Reservations please—The importance of reserving rights in a procurement process10 February 2016
Using a well-drafted request document in a procurement process is paramount to conducting a sound process. The request document should provide proponents with the information required to lodge a value for money submission and should also provide the requesting agency with the rights necessary to deal with a range of circumstances that may arise during the process. Anyone who has experience in procurement processes will know that situations beyond what could have reasonably been contemplated when the process started can (and do) arise during the process.
This is demonstrated by the circumstances that led to the decision in Karimbla Properties (No 50) Pty Ltd v State of New South Wales & Anor  NSWSC 778. UrbanGrowth NSW, a state-owned corporation, conducted the expression of interest phase of a process for the sale of land (stage one). UrbanGrowth had resolved to begin stage two of the process and that it would invite Karimbla (a company forming part of the Meriton Group) to participate, along with other proponents. On the same day the resolution was passed by UrbanGrowth's board, one of UrbanGrowth's senior executives who had been heavily involved in the process resigned. UrbanGrowth later learned that the ex-employee had taken up a position with Meriton.
UrbanGrowth excluded Karimbla from stage two on the basis that allowing Karimbla to continue would compromise the process. This was due to a risk that the employment of an ex-UrbanGrowth senior executive by Meriton could be viewed as a conflict of interest, or perceived as giving Karimbla an unfair advantage over other shortlisted proponents.
Karimbla sought an interlocutory injunction to restrain the exchange of contracts for the sale of the land, pending a final decision. Karimbla's challenge was based on an alleged breach of procedural fairness or, alternatively, an alleged breach of a contractual duty of good faith, said to be owed by UrbanGrowth to Karimbla under an implied process contract.
Justice Beech-Jones of the NSW Supreme Court found there were low prospects of Karimbla establishing a breach of an obligation by UrbanGrowth to afford Karimbla procedural fairness (if there even was such an obligation). His Honour also found there were poor prospects of Karimbla establishing a breach of an implied process contract (the foundation of which was said to be shaky) or that, but for those breaches, Karimbla would not have been excluded from stage two. This was based on his Honour's view that—regardless of Karimbla's or its executive's intentions and whether any confidential information was actually disclosed—the fact that during the evaluation process a senior UrbanGrowth executive responsible for the evaluation commenced work with one of the bidders, had the potential to undermine confidence in the process.
Preparing the request document
While a final decision has not been handed down, the reasoning in the interlocutory judgment supports the approach taken by UrbanGrowth in excluding Karimbla. To ensure that you are able to take action, if necessary, to preserve the integrity of a procurement process, bear in minding the following tips when preparing the request document:

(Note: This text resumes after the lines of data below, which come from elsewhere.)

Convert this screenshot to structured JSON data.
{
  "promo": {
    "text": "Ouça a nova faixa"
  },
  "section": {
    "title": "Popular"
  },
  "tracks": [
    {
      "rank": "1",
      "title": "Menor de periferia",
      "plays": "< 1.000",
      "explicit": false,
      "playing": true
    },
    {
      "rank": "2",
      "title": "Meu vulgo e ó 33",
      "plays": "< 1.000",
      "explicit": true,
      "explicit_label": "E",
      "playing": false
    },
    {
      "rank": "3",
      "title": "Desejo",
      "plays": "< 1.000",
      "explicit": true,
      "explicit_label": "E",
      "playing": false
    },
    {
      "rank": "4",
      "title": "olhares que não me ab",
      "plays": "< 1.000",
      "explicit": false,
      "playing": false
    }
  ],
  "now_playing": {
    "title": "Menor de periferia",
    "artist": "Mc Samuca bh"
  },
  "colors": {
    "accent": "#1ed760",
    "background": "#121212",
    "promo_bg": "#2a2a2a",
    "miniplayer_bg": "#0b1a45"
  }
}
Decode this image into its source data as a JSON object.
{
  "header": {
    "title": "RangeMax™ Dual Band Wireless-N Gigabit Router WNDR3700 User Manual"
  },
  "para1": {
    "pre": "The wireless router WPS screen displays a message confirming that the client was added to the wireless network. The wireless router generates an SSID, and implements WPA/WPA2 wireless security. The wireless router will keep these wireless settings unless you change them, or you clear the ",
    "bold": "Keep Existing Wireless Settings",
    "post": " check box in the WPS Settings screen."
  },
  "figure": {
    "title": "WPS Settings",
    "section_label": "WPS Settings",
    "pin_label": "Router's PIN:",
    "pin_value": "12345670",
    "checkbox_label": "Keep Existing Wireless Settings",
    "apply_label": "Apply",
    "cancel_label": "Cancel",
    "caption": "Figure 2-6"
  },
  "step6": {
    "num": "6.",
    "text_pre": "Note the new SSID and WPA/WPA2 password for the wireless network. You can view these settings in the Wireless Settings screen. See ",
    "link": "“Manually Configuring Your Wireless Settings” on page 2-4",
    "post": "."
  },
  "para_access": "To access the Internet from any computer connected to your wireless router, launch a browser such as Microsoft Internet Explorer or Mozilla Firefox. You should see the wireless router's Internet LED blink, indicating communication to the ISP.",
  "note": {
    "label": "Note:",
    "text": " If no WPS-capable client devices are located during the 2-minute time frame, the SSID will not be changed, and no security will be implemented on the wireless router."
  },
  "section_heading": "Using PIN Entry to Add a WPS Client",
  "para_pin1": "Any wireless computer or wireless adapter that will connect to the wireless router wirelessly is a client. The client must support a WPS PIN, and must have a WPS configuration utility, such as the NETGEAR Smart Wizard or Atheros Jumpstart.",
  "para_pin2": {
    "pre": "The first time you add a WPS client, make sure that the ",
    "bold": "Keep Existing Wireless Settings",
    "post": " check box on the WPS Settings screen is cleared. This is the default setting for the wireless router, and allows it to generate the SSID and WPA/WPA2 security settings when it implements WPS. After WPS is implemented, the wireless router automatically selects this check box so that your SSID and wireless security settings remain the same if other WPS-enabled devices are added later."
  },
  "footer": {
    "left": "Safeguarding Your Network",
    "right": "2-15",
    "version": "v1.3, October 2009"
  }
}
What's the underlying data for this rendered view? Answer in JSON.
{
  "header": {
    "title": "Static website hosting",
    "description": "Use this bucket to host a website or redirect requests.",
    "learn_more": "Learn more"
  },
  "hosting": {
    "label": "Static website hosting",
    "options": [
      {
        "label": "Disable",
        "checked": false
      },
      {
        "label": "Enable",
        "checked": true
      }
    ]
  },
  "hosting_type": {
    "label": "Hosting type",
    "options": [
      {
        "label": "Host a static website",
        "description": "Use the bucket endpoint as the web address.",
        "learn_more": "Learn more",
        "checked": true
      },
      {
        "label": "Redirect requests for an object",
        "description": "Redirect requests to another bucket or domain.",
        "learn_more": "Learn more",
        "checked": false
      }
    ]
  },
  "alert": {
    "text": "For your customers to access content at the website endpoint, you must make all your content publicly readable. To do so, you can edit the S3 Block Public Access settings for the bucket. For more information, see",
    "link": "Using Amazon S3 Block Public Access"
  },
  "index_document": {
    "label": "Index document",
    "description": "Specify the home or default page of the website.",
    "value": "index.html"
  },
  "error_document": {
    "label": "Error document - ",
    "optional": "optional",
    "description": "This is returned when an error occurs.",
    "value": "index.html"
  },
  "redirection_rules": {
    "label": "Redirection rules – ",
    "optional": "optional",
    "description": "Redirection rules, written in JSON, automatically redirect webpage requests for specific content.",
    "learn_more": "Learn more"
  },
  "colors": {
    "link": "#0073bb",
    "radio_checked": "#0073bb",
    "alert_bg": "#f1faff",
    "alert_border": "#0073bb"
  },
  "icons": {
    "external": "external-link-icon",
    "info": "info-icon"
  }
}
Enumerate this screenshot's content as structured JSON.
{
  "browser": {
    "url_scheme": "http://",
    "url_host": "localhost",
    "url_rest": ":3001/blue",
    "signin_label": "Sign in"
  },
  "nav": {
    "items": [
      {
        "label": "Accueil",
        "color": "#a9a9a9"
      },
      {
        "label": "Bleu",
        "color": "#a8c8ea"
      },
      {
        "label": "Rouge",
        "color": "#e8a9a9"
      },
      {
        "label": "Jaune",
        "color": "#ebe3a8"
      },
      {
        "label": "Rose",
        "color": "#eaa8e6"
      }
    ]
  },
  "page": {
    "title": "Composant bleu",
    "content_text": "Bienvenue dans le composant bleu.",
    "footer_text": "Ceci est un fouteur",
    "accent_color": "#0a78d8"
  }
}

- make sure that the request document reserves the right to exclude a proponent in specified circumstances
- don't construe the circumstances in which a proponent may be excluded too narrowly
- refer to potential or perceived conflicts of interest as well as actual conflicts of interest, and
- ensure that the right to exclude a proponent is exercisable at the absolute discretion of the agency conducting the procurement process, without the need to give the relevant proponent an opportunity to "show cause" or to provide reasons.
Whether or not such rights can be exercised (and the manner in which they can be exercised) will depend on the particular circumstances under consideration, but the starting point is to include sufficient rights in your request document, so that you have the ability to act if the circumstances require it.